After a stint as the slide guitaring front-woman for the band Cheap Hotel, which released one single (“New York”) in 2008 and faded from view, Calvi spent two years in her basement concocting a distillation of her most precious influences – the earthy soul of Nina Simone and Maria Callas, the ethereal beauty of Ravel and Debussy, and the out there freakiness of Captain Beefheart and Jimi Hendrix. The result, her self-titled debut album from 2011, is of stormy gems, by turns, achingly intimate (the romance of “First We Kiss”) and powerful with a raw, obsessive bent (“Suzanne and I”).

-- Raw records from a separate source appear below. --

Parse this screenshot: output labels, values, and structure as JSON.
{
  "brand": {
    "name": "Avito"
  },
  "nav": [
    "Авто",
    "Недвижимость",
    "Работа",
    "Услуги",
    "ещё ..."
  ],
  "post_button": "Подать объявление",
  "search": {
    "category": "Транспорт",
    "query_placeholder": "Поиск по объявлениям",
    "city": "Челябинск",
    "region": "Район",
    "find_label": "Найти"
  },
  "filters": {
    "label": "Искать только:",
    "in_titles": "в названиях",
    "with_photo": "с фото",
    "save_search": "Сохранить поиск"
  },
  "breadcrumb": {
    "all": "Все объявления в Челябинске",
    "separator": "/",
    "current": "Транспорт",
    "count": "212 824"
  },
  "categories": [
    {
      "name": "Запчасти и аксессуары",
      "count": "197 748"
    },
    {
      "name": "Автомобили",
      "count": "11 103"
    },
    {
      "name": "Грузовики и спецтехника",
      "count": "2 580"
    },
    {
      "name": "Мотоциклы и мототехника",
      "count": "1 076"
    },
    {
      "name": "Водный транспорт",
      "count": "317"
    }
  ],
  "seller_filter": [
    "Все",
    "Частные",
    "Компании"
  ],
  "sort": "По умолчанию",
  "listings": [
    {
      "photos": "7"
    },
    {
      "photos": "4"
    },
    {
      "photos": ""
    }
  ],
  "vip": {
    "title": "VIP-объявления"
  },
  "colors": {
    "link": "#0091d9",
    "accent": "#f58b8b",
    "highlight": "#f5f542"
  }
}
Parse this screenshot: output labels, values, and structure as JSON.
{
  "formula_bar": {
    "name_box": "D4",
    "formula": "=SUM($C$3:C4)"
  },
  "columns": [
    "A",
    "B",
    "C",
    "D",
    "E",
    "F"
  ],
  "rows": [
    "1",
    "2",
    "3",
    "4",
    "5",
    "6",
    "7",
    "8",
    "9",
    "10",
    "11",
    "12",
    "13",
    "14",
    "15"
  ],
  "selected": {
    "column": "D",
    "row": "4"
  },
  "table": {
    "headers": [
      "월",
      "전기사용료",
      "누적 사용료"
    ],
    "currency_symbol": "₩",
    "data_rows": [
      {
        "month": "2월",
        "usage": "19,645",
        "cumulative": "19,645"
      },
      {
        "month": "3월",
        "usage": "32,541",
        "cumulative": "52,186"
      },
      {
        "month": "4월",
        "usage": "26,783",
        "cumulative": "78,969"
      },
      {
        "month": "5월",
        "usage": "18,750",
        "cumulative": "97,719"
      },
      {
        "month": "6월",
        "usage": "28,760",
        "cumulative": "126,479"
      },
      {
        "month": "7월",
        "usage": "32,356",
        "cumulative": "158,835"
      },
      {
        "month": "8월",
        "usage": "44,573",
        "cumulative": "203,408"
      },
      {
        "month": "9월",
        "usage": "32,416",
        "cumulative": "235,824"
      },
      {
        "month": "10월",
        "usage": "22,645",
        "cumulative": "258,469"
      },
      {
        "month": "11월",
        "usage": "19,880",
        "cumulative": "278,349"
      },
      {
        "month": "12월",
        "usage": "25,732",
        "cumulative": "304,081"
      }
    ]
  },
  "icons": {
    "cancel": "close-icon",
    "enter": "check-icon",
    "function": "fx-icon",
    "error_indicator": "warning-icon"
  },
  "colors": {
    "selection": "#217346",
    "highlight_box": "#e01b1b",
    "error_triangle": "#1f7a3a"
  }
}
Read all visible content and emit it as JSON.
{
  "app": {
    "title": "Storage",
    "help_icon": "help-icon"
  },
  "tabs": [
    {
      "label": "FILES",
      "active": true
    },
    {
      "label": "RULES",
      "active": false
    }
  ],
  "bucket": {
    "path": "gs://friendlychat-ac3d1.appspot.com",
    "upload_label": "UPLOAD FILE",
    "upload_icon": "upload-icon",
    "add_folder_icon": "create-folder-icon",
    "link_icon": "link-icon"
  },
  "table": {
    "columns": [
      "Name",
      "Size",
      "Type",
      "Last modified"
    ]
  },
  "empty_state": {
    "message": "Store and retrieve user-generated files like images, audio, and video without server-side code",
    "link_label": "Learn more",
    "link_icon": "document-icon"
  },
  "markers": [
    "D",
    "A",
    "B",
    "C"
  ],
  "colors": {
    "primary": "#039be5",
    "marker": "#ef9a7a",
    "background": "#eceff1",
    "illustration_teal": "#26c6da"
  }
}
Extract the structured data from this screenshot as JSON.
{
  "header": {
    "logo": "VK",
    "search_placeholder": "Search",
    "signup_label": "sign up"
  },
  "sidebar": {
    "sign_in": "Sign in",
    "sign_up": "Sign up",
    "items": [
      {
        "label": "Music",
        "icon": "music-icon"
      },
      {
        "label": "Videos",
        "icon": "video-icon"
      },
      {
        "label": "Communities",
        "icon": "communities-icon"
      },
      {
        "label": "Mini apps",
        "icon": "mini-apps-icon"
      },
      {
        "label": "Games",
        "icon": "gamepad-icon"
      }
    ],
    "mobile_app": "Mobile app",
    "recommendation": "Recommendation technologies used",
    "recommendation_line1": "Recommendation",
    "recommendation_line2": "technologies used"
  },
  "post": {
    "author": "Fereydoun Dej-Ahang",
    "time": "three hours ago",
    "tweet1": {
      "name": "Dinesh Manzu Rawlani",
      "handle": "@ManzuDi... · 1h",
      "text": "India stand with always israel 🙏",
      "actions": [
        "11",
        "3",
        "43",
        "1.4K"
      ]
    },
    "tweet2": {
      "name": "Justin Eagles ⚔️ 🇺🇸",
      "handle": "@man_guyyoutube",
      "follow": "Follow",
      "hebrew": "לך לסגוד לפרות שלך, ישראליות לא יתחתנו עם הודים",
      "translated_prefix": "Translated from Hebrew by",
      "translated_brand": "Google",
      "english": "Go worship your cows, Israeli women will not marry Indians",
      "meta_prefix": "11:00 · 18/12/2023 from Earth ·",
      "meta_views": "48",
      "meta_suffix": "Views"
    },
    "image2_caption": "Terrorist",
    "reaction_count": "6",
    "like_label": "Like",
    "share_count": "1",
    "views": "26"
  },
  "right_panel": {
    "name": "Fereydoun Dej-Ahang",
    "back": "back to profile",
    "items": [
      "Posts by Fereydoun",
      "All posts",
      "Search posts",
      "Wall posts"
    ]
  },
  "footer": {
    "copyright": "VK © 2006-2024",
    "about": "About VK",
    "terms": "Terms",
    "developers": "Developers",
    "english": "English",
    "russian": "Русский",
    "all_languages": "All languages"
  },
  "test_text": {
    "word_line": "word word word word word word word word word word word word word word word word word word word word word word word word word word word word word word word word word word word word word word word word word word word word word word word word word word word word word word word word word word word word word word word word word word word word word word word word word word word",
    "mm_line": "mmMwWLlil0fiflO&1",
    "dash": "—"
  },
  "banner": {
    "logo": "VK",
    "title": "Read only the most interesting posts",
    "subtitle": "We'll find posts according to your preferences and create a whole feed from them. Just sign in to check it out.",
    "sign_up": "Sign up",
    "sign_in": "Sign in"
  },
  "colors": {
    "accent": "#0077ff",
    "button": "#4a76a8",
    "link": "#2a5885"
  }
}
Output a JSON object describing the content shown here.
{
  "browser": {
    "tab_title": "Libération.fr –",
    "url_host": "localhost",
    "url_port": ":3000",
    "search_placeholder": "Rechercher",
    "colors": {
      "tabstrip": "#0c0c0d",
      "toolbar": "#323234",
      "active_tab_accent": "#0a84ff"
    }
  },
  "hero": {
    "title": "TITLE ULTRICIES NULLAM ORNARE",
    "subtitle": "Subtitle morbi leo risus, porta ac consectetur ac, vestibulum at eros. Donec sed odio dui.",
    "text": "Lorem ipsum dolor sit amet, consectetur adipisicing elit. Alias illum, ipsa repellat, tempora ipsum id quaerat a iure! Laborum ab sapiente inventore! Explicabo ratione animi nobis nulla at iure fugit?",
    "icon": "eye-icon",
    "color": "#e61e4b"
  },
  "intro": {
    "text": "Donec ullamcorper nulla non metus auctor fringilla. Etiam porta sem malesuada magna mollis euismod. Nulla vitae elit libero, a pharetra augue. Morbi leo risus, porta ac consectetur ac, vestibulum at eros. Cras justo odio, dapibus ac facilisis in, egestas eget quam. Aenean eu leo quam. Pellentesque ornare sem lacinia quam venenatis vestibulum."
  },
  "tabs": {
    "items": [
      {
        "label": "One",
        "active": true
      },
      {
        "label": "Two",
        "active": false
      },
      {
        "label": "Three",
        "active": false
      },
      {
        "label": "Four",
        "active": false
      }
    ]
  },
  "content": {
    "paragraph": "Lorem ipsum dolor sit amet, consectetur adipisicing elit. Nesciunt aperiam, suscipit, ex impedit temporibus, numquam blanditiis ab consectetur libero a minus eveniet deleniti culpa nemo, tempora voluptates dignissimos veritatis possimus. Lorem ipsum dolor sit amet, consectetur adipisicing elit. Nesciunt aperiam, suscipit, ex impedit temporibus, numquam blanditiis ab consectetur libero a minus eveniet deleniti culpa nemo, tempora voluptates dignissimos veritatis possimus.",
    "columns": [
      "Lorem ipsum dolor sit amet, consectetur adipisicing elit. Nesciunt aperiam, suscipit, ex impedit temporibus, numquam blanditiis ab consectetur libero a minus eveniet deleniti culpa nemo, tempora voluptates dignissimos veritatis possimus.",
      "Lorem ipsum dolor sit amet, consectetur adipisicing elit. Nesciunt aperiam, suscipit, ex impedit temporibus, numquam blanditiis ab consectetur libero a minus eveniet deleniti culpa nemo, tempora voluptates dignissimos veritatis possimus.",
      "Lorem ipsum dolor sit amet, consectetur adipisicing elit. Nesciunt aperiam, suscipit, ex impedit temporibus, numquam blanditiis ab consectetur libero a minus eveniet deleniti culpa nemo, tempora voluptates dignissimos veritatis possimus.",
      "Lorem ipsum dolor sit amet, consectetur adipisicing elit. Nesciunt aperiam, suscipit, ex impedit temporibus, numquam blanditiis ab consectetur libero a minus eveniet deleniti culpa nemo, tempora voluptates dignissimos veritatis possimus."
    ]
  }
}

Bridging the gap between PJ Harvey (Harvey cohort Rob Ellis is co-producer) and Jeff Buckley, Calvi is a skilled mistress of the slow build. The album opens with a sparse instrumental of reverbed surf-ish guitar, and moves from slinky beginnings to finish with a siren-like choir. “Love Won’t Be Leaving” rounds things off with a climactic swirl of violins that fall away to leave the lone drum thudding like a heartbeat. Calvi’s debut is an album to get lost in.
Anna Calvi, Anna Calvi, EMI (CD), R395 (also on vinyl, R1,397). For MP3 downloads, $7.99 (about R430) on iTunes, or $ 3.99 (about R210) on Amazon.
By Kim Taylor Bennett on January 05 2012 6.30pm